Set all the entries down again, unaltered.

* * * * * * *

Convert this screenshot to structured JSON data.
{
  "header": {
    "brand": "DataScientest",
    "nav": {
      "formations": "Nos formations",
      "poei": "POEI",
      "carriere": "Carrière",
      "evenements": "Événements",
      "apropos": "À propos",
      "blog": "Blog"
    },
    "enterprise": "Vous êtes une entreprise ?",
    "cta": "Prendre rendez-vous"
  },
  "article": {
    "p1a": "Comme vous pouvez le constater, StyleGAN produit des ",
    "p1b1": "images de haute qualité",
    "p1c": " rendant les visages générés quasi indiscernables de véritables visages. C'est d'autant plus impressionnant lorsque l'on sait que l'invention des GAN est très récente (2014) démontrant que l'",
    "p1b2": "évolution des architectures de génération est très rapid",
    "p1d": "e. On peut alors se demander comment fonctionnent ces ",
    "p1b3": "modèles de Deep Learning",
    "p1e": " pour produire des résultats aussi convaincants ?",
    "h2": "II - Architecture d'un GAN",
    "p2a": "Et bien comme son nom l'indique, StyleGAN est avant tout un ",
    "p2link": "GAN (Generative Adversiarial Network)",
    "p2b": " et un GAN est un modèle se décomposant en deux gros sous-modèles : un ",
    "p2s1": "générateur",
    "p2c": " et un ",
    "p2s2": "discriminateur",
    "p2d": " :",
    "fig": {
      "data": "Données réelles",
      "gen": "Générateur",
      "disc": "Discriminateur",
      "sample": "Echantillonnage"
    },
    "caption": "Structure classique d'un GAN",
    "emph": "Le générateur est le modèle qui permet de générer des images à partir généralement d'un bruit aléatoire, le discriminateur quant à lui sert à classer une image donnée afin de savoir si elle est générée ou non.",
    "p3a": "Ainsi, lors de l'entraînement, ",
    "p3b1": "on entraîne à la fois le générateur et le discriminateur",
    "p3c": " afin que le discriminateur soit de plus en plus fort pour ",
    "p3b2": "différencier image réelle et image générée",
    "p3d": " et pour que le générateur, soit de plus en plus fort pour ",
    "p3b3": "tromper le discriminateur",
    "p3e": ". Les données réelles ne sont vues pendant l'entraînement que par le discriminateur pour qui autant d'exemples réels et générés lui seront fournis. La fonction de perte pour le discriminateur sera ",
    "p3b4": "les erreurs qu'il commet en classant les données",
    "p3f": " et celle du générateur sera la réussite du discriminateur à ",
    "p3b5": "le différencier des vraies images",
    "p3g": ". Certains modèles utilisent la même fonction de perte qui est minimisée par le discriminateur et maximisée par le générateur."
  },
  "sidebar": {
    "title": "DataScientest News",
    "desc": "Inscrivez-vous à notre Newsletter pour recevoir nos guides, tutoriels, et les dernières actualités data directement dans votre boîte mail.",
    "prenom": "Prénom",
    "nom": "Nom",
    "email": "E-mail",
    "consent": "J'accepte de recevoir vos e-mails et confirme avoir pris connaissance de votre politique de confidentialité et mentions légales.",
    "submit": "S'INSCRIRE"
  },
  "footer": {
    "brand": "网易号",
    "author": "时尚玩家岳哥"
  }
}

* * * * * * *

Response area:
Convert this screenshot to structured JSON data.
{
  "header": {
    "brand": "DataScientest",
    "nav": {
      "formations": "Nos formations",
      "poei": "POEI",
      "carriere": "Carrière",
      "evenements": "Événements",
      "apropos": "À propos",
      "blog": "Blog"
    },
    "enterprise": "Vous êtes une entreprise ?",
    "cta": "Prendre rendez-vous"
  },
  "article": {
    "p1a": "Comme vous pouvez le constater, StyleGAN produit des ",
    "p1b1": "images de haute qualité",
    "p1c": " rendant les visages générés quasi indiscernables de véritables visages. C'est d'autant plus impressionnant lorsque l'on sait que l'invention des GAN est très récente (2014) démontrant que l'",
    "p1b2": "évolution des architectures de génération est très rapid",
    "p1d": "e. On peut alors se demander comment fonctionnent ces ",
    "p1b3": "modèles de Deep Learning",
    "p1e": " pour produire des résultats aussi convaincants ?",
    "h2": "II - Architecture d'un GAN",
    "p2a": "Et bien comme son nom l'indique, StyleGAN est avant tout un ",
    "p2link": "GAN (Generative Adversiarial Network)",
    "p2b": " et un GAN est un modèle se décomposant en deux gros sous-modèles : un ",
    "p2s1": "générateur",
    "p2c": " et un ",
    "p2s2": "discriminateur",
    "p2d": " :",
    "fig": {
      "data": "Données réelles",
      "gen": "Générateur",
      "disc": "Discriminateur",
      "sample": "Echantillonnage"
    },
    "caption": "Structure classique d'un GAN",
    "emph": "Le générateur est le modèle qui permet de générer des images à partir généralement d'un bruit aléatoire, le discriminateur quant à lui sert à classer une image donnée afin de savoir si elle est générée ou non.",
    "p3a": "Ainsi, lors de l'entraînement, ",
    "p3b1": "on entraîne à la fois le générateur et le discriminateur",
    "p3c": " afin que le discriminateur soit de plus en plus fort pour ",
    "p3b2": "différencier image réelle et image générée",
    "p3d": " et pour que le générateur, soit de plus en plus fort pour ",
    "p3b3": "tromper le discriminateur",
    "p3e": ". Les données réelles ne sont vues pendant l'entraînement que par le discriminateur pour qui autant d'exemples réels et générés lui seront fournis. La fonction de perte pour le discriminateur sera ",
    "p3b4": "les erreurs qu'il commet en classant les données",
    "p3f": " et celle du générateur sera la réussite du discriminateur à ",
    "p3b5": "le différencier des vraies images",
    "p3g": ". Certains modèles utilisent la même fonction de perte qui est minimisée par le discriminateur et maximisée par le générateur."
  },
  "sidebar": {
    "title": "DataScientest News",
    "desc": "Inscrivez-vous à notre Newsletter pour recevoir nos guides, tutoriels, et les dernières actualités data directement dans votre boîte mail.",
    "prenom": "Prénom",
    "nom": "Nom",
    "email": "E-mail",
    "consent": "J'accepte de recevoir vos e-mails et confirme avoir pris connaissance de votre politique de confidentialité et mentions légales.",
    "submit": "S'INSCRIRE"
  },
  "footer": {
    "brand": "网易号",
    "author": "时尚玩家岳哥"
  }
}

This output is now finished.